> **Exercise objective**: Please filter the entries for the word "icon" and copy every line that has it.

> **Dataset entries**:

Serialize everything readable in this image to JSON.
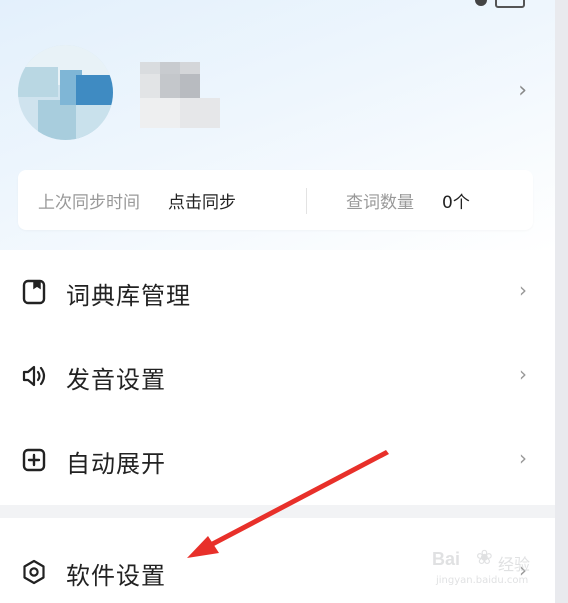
{
  "profile": {
    "chevron": "›"
  },
  "sync": {
    "label": "上次同步时间",
    "action": "点击同步",
    "count_label": "查词数量",
    "count_value": "0个"
  },
  "menu": {
    "items": [
      {
        "label": "词典库管理",
        "icon": "book-icon",
        "chevron": "›"
      },
      {
        "label": "发音设置",
        "icon": "speaker-icon",
        "chevron": "›"
      },
      {
        "label": "自动展开",
        "icon": "plus-square-icon",
        "chevron": "›"
      },
      {
        "label": "软件设置",
        "icon": "settings-hexagon-icon",
        "chevron": "›"
      }
    ]
  },
  "watermark": {
    "brand": "Bai",
    "suffix": "经验",
    "url": "jingyan.baidu.com"
  },
  "colors": {
    "header_gradient_top": "#e3f0fc",
    "annotation_arrow": "#e8302a",
    "text_primary": "#222222",
    "text_secondary": "#999999",
    "section_gap": "#f2f3f5"
  }
}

> **Output**:
        "icon": "book-icon",
        "icon": "speaker-icon",
        "icon": "plus-square-icon",
        "icon": "settings-hexagon-icon",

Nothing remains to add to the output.